PROBLEM TO WORK ON =
Those lines of the records that contain "JSON" are to be located and copied.

TASK INPUTS =
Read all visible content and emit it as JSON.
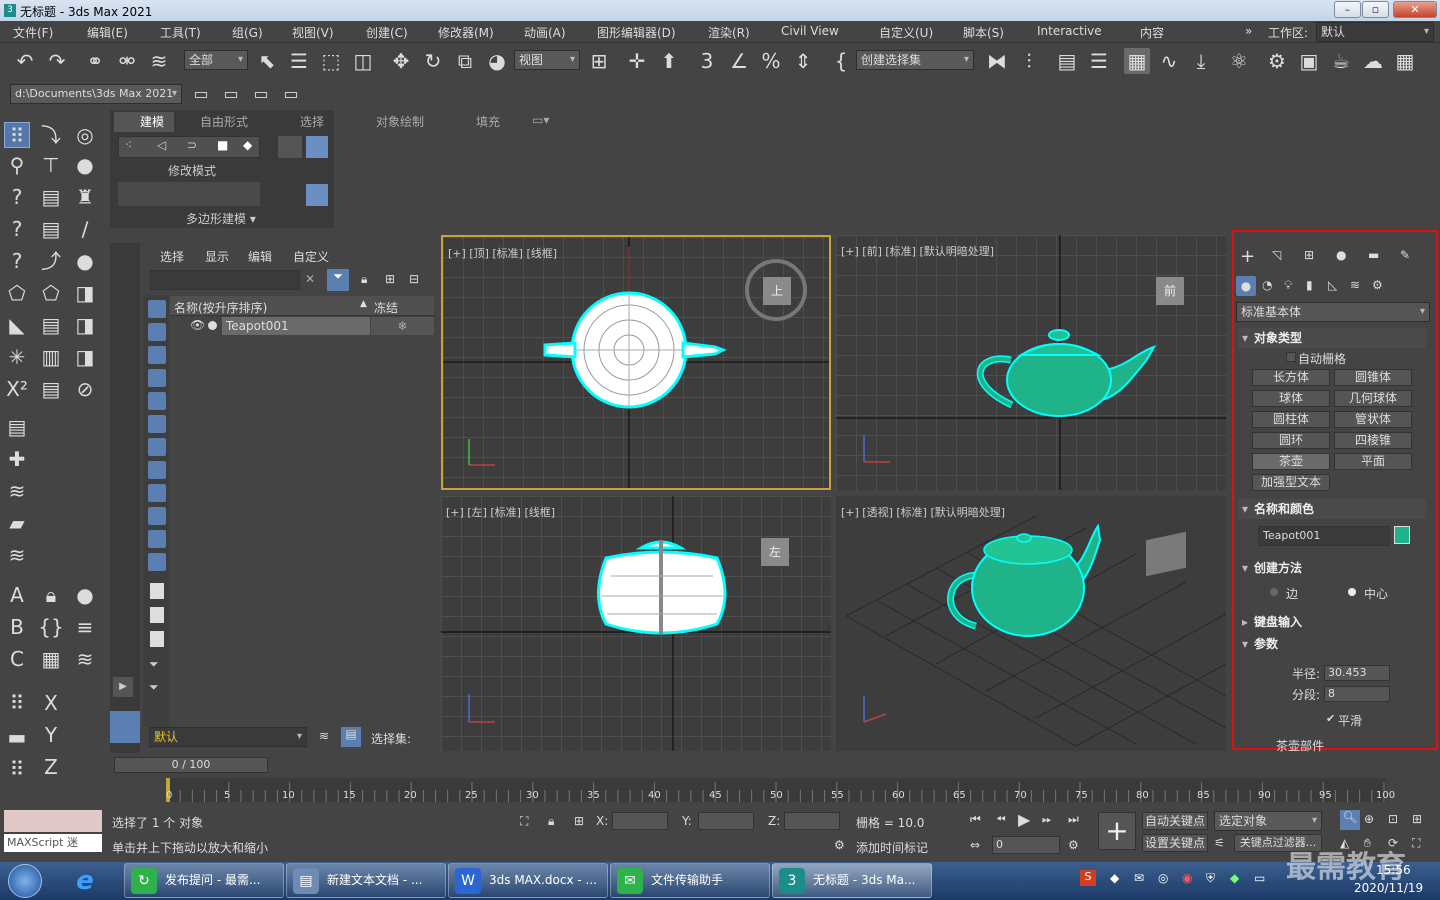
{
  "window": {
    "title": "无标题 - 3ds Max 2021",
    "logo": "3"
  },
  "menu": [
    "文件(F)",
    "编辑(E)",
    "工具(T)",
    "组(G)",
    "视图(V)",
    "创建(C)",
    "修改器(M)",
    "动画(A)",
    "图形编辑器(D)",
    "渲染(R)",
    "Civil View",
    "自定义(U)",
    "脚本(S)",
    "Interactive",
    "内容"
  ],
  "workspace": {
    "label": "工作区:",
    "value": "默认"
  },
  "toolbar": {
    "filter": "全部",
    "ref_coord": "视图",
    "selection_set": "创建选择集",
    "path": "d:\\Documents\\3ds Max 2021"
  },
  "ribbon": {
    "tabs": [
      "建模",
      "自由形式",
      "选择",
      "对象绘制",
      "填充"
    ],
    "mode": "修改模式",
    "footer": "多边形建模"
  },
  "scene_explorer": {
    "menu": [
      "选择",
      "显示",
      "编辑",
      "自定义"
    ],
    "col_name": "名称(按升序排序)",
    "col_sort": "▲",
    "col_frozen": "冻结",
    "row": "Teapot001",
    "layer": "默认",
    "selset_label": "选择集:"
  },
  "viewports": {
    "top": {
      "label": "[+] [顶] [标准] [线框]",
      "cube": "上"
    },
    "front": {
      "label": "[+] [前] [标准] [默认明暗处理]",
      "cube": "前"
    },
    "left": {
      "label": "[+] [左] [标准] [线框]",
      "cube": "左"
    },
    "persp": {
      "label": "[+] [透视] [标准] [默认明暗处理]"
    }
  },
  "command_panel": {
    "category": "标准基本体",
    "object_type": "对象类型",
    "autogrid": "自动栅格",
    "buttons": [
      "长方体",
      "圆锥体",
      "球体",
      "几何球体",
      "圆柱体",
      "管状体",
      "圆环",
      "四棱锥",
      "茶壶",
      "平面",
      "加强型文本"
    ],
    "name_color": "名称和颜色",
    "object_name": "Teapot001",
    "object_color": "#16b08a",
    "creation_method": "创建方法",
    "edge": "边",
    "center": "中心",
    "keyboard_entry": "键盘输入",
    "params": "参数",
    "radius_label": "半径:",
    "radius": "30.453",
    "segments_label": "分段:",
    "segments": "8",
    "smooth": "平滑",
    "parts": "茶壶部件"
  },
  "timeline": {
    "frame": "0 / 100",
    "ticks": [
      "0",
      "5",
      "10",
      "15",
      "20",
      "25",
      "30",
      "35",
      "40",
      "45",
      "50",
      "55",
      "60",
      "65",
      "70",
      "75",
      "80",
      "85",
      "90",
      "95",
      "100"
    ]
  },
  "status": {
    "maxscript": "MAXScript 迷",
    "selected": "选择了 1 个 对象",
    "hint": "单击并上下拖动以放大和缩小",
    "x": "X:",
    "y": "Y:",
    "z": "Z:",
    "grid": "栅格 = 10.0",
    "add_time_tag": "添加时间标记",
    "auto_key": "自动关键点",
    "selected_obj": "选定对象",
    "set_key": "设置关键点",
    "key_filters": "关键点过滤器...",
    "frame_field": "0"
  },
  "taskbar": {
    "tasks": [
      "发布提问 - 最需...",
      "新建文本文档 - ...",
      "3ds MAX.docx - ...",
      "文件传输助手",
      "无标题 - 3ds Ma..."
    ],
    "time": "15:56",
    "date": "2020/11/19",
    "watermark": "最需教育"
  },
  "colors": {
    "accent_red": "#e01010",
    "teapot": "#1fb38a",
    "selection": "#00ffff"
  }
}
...
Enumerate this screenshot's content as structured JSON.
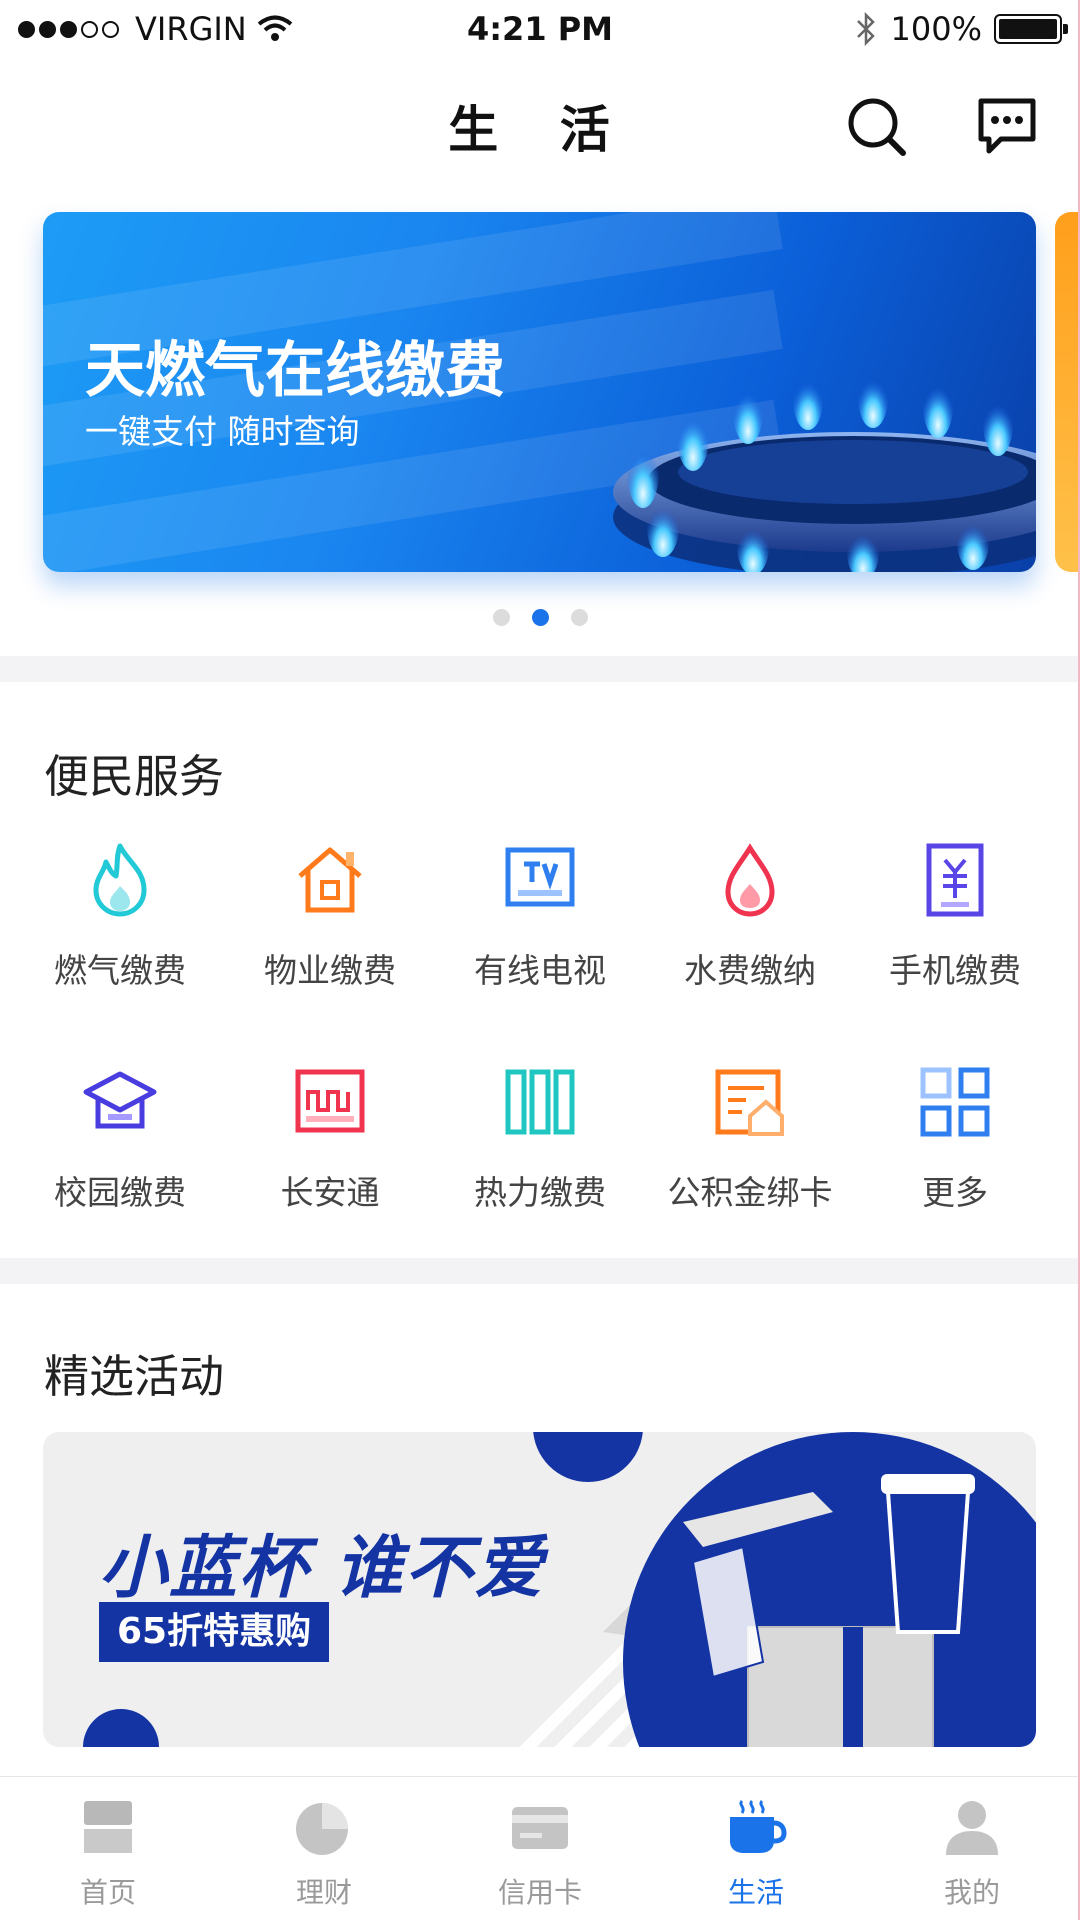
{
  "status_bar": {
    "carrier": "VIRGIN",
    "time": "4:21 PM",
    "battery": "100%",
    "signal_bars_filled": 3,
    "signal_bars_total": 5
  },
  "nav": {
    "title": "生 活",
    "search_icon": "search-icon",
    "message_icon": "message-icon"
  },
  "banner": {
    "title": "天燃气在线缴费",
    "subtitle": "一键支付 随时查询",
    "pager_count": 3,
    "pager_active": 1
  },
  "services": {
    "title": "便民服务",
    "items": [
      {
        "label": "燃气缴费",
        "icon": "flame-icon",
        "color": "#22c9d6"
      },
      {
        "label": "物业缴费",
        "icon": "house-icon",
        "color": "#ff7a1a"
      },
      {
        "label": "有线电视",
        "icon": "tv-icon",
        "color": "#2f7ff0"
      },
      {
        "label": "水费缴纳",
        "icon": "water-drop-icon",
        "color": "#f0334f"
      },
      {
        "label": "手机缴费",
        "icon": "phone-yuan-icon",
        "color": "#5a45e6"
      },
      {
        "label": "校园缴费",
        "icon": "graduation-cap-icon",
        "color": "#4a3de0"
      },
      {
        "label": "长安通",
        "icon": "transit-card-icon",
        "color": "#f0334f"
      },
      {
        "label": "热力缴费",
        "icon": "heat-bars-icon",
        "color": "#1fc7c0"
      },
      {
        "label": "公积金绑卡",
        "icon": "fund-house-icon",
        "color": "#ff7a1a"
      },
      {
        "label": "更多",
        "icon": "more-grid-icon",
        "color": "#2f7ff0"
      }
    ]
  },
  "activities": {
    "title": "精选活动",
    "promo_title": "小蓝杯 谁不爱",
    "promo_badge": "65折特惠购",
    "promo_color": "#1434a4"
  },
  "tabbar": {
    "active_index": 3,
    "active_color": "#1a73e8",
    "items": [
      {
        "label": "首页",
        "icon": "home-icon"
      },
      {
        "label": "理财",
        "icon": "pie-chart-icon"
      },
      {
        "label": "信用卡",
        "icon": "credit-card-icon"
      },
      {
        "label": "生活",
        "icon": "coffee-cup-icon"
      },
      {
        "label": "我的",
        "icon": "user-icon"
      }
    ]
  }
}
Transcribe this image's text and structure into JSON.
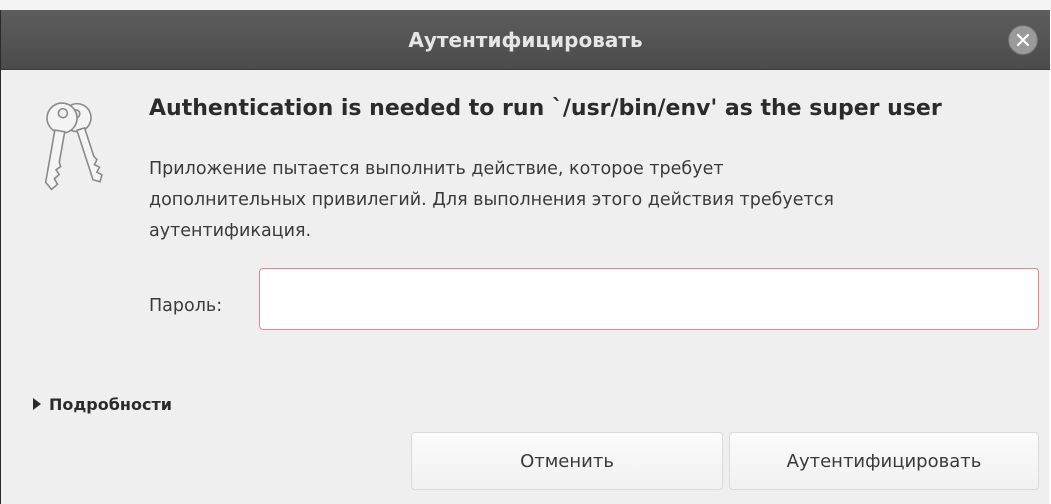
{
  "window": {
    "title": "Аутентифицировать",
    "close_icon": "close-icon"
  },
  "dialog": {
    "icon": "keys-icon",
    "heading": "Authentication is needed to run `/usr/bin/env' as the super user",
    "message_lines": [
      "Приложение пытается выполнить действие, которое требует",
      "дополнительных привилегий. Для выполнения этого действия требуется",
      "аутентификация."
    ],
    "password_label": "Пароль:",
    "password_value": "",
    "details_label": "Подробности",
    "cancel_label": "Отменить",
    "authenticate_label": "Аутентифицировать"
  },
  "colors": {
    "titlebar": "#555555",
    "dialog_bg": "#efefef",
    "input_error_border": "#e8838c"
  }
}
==
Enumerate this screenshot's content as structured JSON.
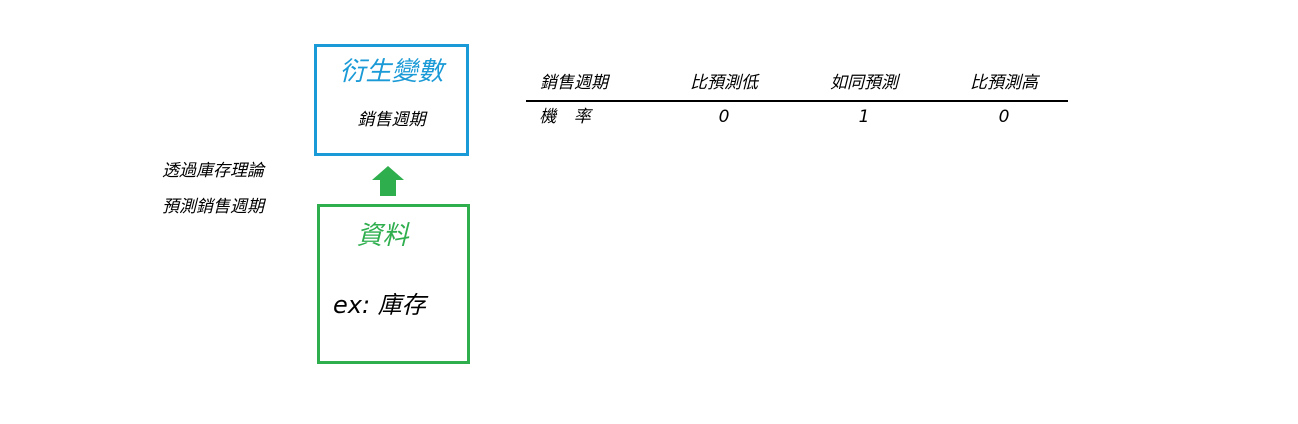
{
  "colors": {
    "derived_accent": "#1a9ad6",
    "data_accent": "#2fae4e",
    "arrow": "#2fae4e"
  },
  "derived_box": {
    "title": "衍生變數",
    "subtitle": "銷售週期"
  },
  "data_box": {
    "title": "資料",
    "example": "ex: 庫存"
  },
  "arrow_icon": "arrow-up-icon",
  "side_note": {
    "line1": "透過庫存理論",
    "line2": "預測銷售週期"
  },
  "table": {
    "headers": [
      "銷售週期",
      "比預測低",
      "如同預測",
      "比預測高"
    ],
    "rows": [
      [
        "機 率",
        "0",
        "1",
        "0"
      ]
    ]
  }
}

SOLUTION TO THE EXERCISE =
Read all visible content and emit it as JSON.
Enumerate this screenshot's content as structured JSON.
Transcribe this image's text and structure into JSON.
Enumerate this screenshot's content as structured JSON.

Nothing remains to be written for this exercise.